My latest article on Beacon focuses on three towns in nothern Cornwall: Bodmin, Padstow and Rock. Padstow and Rock have become known for their good food and the associated tourism that brings, through restaurants such as Rick Stein’s and Nathan Outlaw’s. Now, Bodmin wants to follow suit.
wrote about Bodmin just over a year ago for the Guardian; for Beacon I caught up with the councillor who showed me around Bodmin’s Beacon technology park (no relation) and the town’s economic progress. Cornwall Council has decided to build new offices in Bodmin, and BT may use some of the space for its joint-venture with the county’s state sector. Continue reading “Bodmin, Padstow and Rock: making good food Cornwall’s bread and butter”
My big journalism project this year was co-editing ‘Ring of steel’ for MATTER, on police use of ANPR, published in August.
It is now available to read for free on Medium, where you can also read further commentary by me on the subject. In ‘Ring of steel’, writer James Bridle explored the subject widely, partly through drawing on the wealth of material released by Devon and Cornwall Police in its successful defence of secrecy over the location of its 45 automatic numberplate recognition cameras. The main points had first appeared in the Guardian news article I co-wrote in August 2012, but the MATTER article allowed the evidence to be explored fully. Continue reading “2013: ANPR, Scotland’s IT, NHS whistleblowers, ID cards… and Thatcher”
Helped by grant money, three community groups have succeeded in purchasing their land collectively
Today on the Guardian’s Social Enterprise Network I write about two decades of community land ownership in the north-west Highlands of Scotland. Assynt Crofters’ Trust bought the land on which 13 townships stand on 1 February 1993, and the majority of the huge, but very lightly populated, area around Lochinver is now owned by its community. Today sees a further step, with a government-funded community purchase (the Scottish Land Fund, via the Big Lottery Fund) of the smokehouse in Achiltibuie, a little to the south – along with three announcements elsewhere in Scotland. Continue reading “Four Scottish communities purchase their neighbourhoods”
I love Blackpool, mainly because of the rides, from sedate Blackpool trams to the rides at Blackpool Pleasure Beach, culminating in the enormous
Big One. There is surely no finer Blackpool experience than plummeting towards the promenade at 87mph, as the sun shines on the sea. Continue reading “Blackpool trams are going places. Blackpool can too”
Both Britain’s Blackpool and the Netherlands’ Scheveningen are seaside resorts that, though they may have seen better days, are lots of fun. And they have a lot in common: trams, piers, cheap tat… but which is better?
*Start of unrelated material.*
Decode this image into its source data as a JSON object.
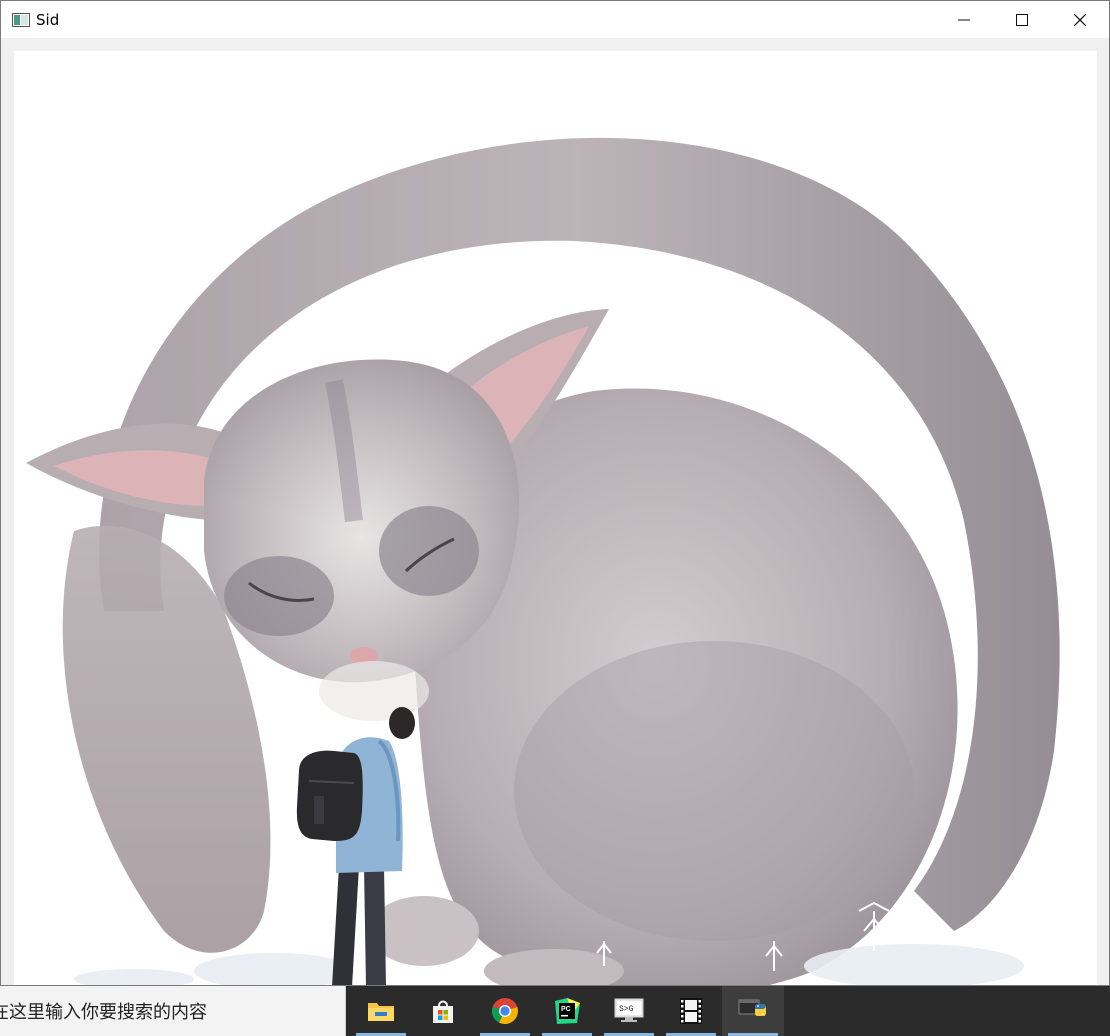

Beaches: Blackpool has a great sandy beach, but it’s a bit hidden behind a big concrete sea wall (for understandable reasons involving winter storms and flooding). Scheveningen’s equally sandy beach is easily accessible, features posts with novelty logos and its beach cafes are really quite cool, even if high winds can end up dumping quite a lot of that beach in your drink.
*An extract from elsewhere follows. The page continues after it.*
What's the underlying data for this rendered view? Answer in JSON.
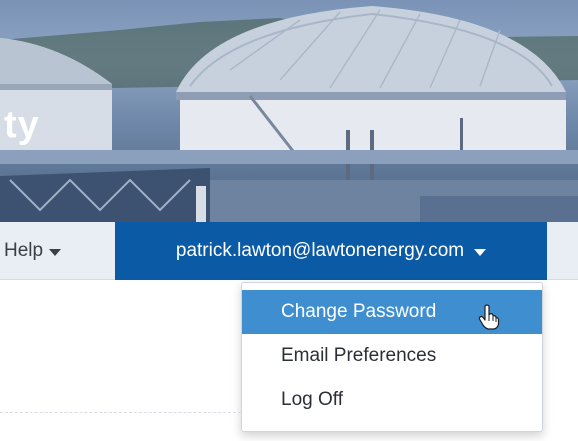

Schev 1-0 BPL Continue reading “Blackpool vs Scheveningen: which is the better fun, if slightly faded, seaside resort?”